> About this task: Copy each line of the records that includes "your".

[Opening Data provided section]

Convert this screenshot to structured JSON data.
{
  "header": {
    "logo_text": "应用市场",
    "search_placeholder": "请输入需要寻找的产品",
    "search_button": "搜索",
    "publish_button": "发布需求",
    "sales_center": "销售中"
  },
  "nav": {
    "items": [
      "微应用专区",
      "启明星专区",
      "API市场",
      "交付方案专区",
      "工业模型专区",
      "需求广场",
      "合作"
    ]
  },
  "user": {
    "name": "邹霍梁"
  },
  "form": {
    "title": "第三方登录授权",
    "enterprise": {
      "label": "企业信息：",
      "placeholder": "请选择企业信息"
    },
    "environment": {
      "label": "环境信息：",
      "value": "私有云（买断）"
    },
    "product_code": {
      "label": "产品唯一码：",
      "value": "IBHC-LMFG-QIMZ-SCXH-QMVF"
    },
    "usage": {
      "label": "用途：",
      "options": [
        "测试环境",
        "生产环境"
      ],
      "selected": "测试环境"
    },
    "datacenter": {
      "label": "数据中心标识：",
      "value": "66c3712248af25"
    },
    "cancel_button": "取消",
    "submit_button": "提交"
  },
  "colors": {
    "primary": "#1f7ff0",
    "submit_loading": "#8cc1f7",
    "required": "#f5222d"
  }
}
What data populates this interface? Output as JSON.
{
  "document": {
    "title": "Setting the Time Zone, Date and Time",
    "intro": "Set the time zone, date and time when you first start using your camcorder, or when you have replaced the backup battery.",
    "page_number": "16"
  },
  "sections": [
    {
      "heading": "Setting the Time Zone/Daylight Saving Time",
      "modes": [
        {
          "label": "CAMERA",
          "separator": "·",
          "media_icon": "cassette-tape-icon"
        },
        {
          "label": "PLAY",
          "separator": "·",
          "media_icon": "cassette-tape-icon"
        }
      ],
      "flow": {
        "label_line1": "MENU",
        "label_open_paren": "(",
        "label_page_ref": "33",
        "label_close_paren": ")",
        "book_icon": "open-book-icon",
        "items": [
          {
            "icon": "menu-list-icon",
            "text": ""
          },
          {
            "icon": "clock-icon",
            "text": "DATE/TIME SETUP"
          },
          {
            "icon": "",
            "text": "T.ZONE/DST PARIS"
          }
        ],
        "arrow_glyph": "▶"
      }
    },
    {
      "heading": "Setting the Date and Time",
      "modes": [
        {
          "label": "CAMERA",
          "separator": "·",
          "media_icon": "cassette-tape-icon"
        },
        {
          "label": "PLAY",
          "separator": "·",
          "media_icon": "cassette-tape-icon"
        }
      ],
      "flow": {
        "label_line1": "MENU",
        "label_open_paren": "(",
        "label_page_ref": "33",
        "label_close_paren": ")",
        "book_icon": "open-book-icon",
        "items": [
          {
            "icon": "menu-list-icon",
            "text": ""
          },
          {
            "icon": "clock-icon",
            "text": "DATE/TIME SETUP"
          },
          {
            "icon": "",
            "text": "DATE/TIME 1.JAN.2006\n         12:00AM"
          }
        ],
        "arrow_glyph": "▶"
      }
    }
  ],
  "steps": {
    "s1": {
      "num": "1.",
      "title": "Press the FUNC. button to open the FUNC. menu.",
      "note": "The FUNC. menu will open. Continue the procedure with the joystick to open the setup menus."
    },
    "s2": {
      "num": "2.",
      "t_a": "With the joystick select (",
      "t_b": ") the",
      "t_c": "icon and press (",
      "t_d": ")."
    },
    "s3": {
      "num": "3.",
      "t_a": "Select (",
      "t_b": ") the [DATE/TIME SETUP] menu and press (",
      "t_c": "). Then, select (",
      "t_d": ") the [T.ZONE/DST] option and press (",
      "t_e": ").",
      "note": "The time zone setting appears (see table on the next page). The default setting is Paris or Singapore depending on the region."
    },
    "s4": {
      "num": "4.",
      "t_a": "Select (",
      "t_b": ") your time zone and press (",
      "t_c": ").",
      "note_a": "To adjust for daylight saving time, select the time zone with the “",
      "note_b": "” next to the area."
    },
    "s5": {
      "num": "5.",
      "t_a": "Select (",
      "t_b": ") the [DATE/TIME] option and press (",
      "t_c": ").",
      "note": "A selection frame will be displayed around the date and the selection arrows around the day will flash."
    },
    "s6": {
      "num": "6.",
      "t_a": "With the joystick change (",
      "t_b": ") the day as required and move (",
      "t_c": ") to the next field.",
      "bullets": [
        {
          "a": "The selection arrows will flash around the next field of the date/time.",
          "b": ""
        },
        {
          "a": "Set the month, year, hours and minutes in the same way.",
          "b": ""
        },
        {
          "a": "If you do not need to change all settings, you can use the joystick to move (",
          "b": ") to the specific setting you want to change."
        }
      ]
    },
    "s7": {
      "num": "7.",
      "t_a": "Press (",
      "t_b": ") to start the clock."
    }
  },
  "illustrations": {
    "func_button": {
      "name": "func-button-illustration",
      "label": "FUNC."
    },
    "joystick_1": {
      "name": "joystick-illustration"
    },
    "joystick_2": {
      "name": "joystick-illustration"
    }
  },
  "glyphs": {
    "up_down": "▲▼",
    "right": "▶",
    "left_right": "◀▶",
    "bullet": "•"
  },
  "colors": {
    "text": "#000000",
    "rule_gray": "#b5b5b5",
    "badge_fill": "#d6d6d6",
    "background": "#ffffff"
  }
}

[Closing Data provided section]

> Answer space:
    "intro": "Set the time zone, date and time when you first start using your camcorder, or when you have replaced the backup battery.",
      "t_b": ") your time zone and press (",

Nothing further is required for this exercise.